The U.K.'s Caspa started in music way back in 2004. Those were the early days of dubstep, when the scene was limited to a handful of clubs around London, England. Mainstream acceptance was a few years off and Caspa's first gig paid 25 quid.
Now, he's considered one of the U.K.'s dubstep pioneers, who, was also the first high-profile DJ to play Maxx Fish's Really Good Tuesdays.
That was back in 2008 and since then, dubstep has blown right up, permeating the mainstream, confusing pop music purists and inspiring a generation of knee-wobbling 20-somethings.
At the same time, Caspa's brand of revved-up, gritty dubstep has taken to strange corners of the world. Despite the mediocre reviews of his 2009 debut LP, Everybody's Talking, Nobody's Listening, he's earned the respect of dubstep purists across North America and Europe.
Pique spoke to Caspa (born Gary McMann) recently while he was setting up for a gig at a London club. Gregarious and speaking with a thick Cockney accent that was just a little bit hard to understand, Caspa weighed in on the state of dubstep, the scene's origins in London and playing clubs in Kahzikstan.
Pique: Dubstep has become massive since you last played Whistler in 2008. How would you say it's evolved since then?
Caspa: I've seen it. I've been coming to America since the beginning of it all, and Canada, and I've just seen it grow, and grow, and grow.
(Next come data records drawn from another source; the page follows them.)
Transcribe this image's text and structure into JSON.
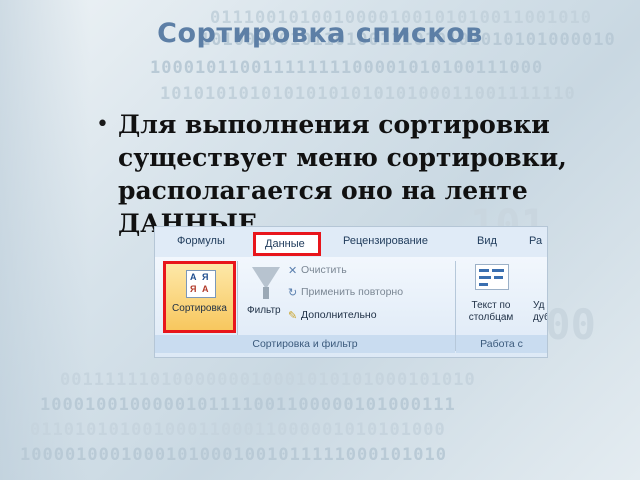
{
  "slide": {
    "title": "Сортировка списков",
    "bullet_text": "Для выполнения сортировки существует меню сортировки, располагается оно на ленте ДАННЫЕ."
  },
  "ribbon": {
    "tabs": {
      "formulas": "Формулы",
      "data": "Данные",
      "review": "Рецензирование",
      "view": "Вид",
      "partial": "Ра"
    },
    "sort_button": "Сортировка",
    "filter_button": "Фильтр",
    "clear": "Очистить",
    "reapply": "Применить повторно",
    "advanced": "Дополнительно",
    "text_to_columns": "Текст по\nстолбцам",
    "partial_button": "Уд\nдуб",
    "group_sort_filter": "Сортировка и фильтр",
    "group_data_tools": "Работа с"
  },
  "icons": {
    "sort": "sort-az-icon",
    "filter": "filter-funnel-icon",
    "clear": "clear-filter-icon",
    "reapply": "reapply-filter-icon",
    "advanced": "advanced-filter-icon",
    "text_to_columns": "text-to-columns-icon"
  },
  "colors": {
    "title": "#5d7fa6",
    "highlight": "#e8151b",
    "ribbon_tab_bg": "#e0ebf7"
  }
}
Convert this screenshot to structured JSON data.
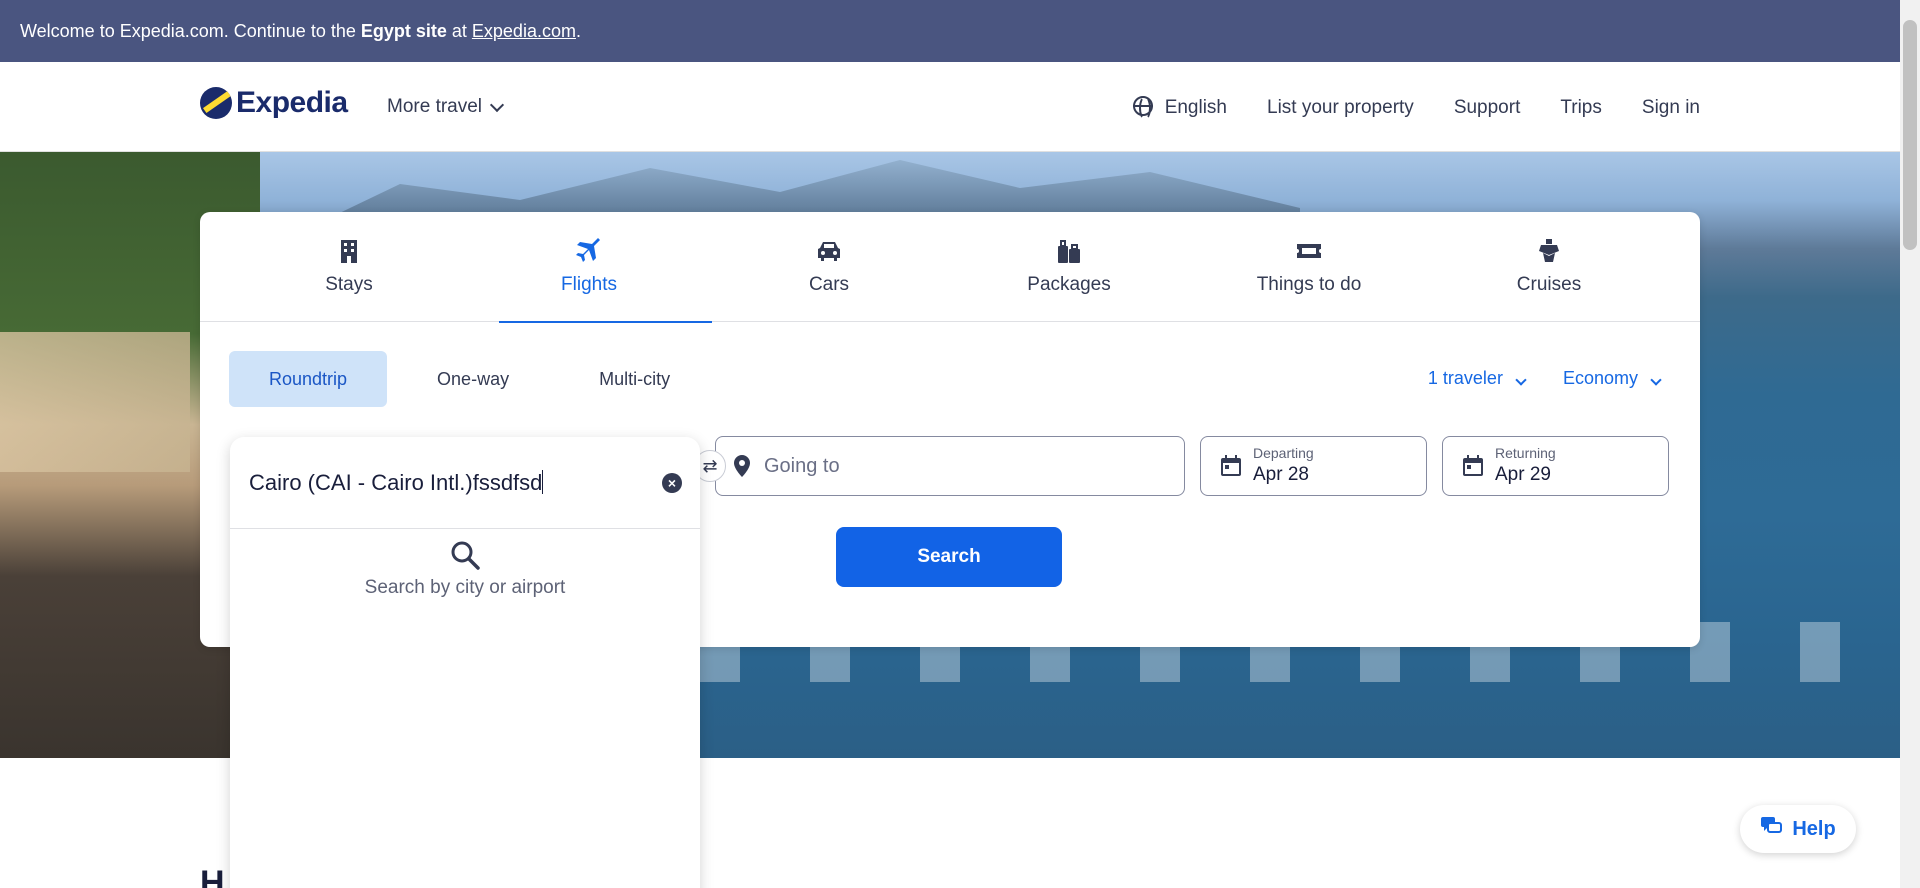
{
  "banner": {
    "prefix": "Welcome to Expedia.com. Continue to the ",
    "site": "Egypt site",
    "middle": " at ",
    "link": "Expedia.com",
    "suffix": "."
  },
  "header": {
    "logo_text": "Expedia",
    "more_travel": "More travel",
    "nav": {
      "language": "English",
      "list_property": "List your property",
      "support": "Support",
      "trips": "Trips",
      "sign_in": "Sign in"
    }
  },
  "tabs": [
    {
      "label": "Stays",
      "icon": "building-icon"
    },
    {
      "label": "Flights",
      "icon": "plane-icon",
      "active": true
    },
    {
      "label": "Cars",
      "icon": "car-icon"
    },
    {
      "label": "Packages",
      "icon": "luggage-icon"
    },
    {
      "label": "Things to do",
      "icon": "ticket-icon"
    },
    {
      "label": "Cruises",
      "icon": "ship-icon"
    }
  ],
  "trip_types": [
    "Roundtrip",
    "One-way",
    "Multi-city"
  ],
  "options": {
    "travelers": "1 traveler",
    "cabin": "Economy"
  },
  "search": {
    "from_value": "Cairo (CAI - Cairo Intl.)fssdfsd",
    "to_placeholder": "Going to",
    "departing_label": "Departing",
    "departing_value": "Apr 28",
    "returning_label": "Returning",
    "returning_value": "Apr 29",
    "button": "Search",
    "hint": "Search by city or airport"
  },
  "below": {
    "title": "H                              nove"
  },
  "help": {
    "label": "Help"
  },
  "colors": {
    "brand_blue": "#1668e3",
    "banner_bg": "#4a5580",
    "search_button": "#1263e6",
    "active_trip_bg": "#cfe3f9"
  }
}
It's gotten where I thought it would be and it's just gotten huge. It's a respected genre, it's got a big following. It's cool to play now some of these clubs I played, like, three or four years ago because it's even crazier.
I love playing small clubs. They're my favourite. I'd rather play smaller clubs than big clubs. It's just so intimate. There's the energy and people can be like two feet away from you when you're DJing. It's great.
Pique: What was the scene in London like when you first started out compared to now?
Caspa: Over here, it started in 2001 to 2003. In America, I've been playing clubs since 2004 - no, 2005. I mean, then it was still small. It was tiny still. People didn't understand it. There were a bunch of heads that knew about it from the Internet, but it was very, very small. It just got bigger and bigger and bigger and had some great people behind it in America.
Pique: Do you like what's happening with it?